Directions: The finished copy must match the records exactly, except that it contains no pictures.

=== Begin Enclosure ===

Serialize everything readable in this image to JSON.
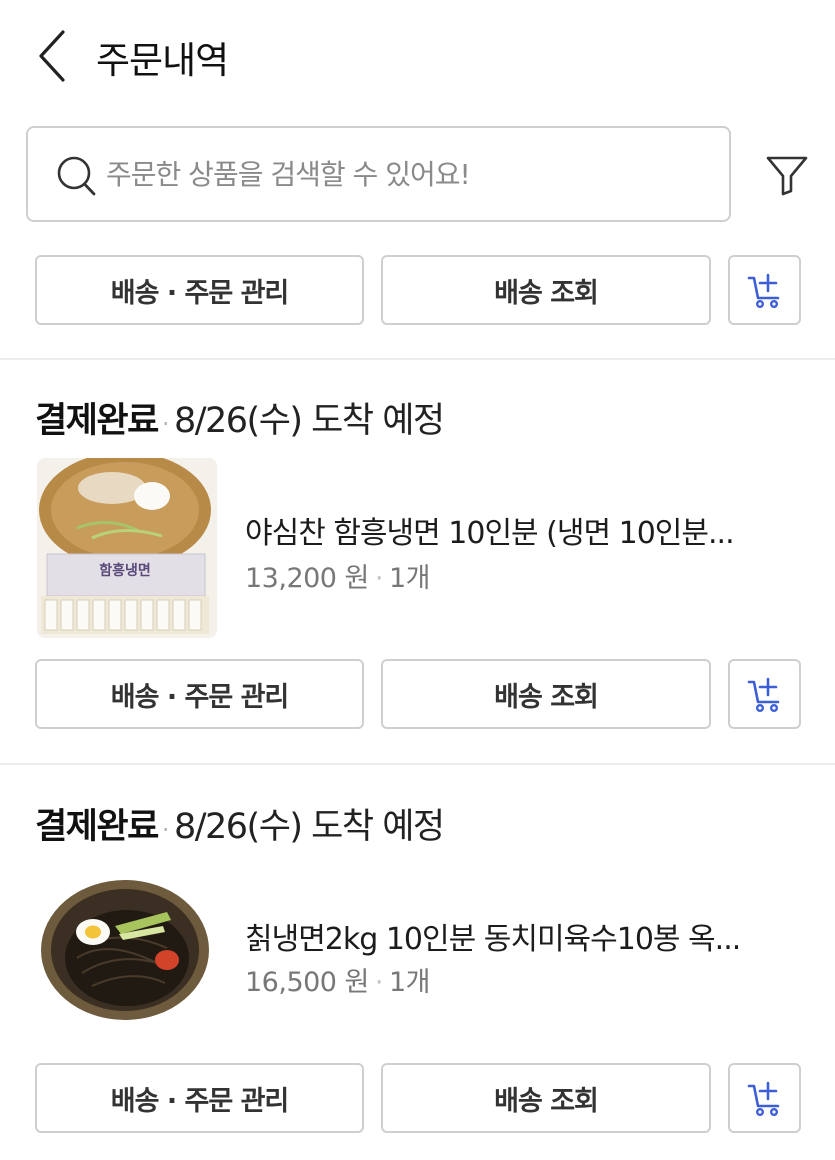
{
  "header": {
    "title": "주문내역",
    "back_icon": "chevron-left-icon"
  },
  "search": {
    "placeholder": "주문한 상품을 검색할 수 있어요!",
    "value": "",
    "icon": "search-icon"
  },
  "filter": {
    "icon": "filter-icon"
  },
  "top_actions": {
    "manage_label": "배송 · 주문 관리",
    "track_label": "배송 조회",
    "cart_icon": "add-to-cart-icon"
  },
  "colors": {
    "accent": "#3d5fd6",
    "border": "#cfcfcf",
    "divider": "#ececec",
    "muted_text": "#777777"
  },
  "orders": [
    {
      "status": "결제완료",
      "eta": "8/26(수) 도착 예정",
      "product_name": "야심찬 함흥냉면 10인분 (냉면 10인분...",
      "price": "13,200 원",
      "quantity": "1개",
      "package_text": "함흥냉면",
      "manage_label": "배송 · 주문 관리",
      "track_label": "배송 조회"
    },
    {
      "status": "결제완료",
      "eta": "8/26(수) 도착 예정",
      "product_name": "칡냉면2kg 10인분 동치미육수10봉 옥...",
      "price": "16,500 원",
      "quantity": "1개",
      "manage_label": "배송 · 주문 관리",
      "track_label": "배송 조회"
    }
  ]
}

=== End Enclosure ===

Answer box:
Serialize everything readable in this image to JSON.
{
  "header": {
    "title": "주문내역",
    "back_icon": "chevron-left-icon"
  },
  "search": {
    "placeholder": "주문한 상품을 검색할 수 있어요!",
    "value": "",
    "icon": "search-icon"
  },
  "filter": {
    "icon": "filter-icon"
  },
  "top_actions": {
    "manage_label": "배송 · 주문 관리",
    "track_label": "배송 조회",
    "cart_icon": "add-to-cart-icon"
  },
  "colors": {
    "accent": "#3d5fd6",
    "border": "#cfcfcf",
    "divider": "#ececec",
    "muted_text": "#777777"
  },
  "orders": [
    {
      "status": "결제완료",
      "eta": "8/26(수) 도착 예정",
      "product_name": "야심찬 함흥냉면 10인분 (냉면 10인분...",
      "price": "13,200 원",
      "quantity": "1개",
      "package_text": "함흥냉면",
      "manage_label": "배송 · 주문 관리",
      "track_label": "배송 조회"
    },
    {
      "status": "결제완료",
      "eta": "8/26(수) 도착 예정",
      "product_name": "칡냉면2kg 10인분 동치미육수10봉 옥...",
      "price": "16,500 원",
      "quantity": "1개",
      "manage_label": "배송 · 주문 관리",
      "track_label": "배송 조회"
    }
  ]
}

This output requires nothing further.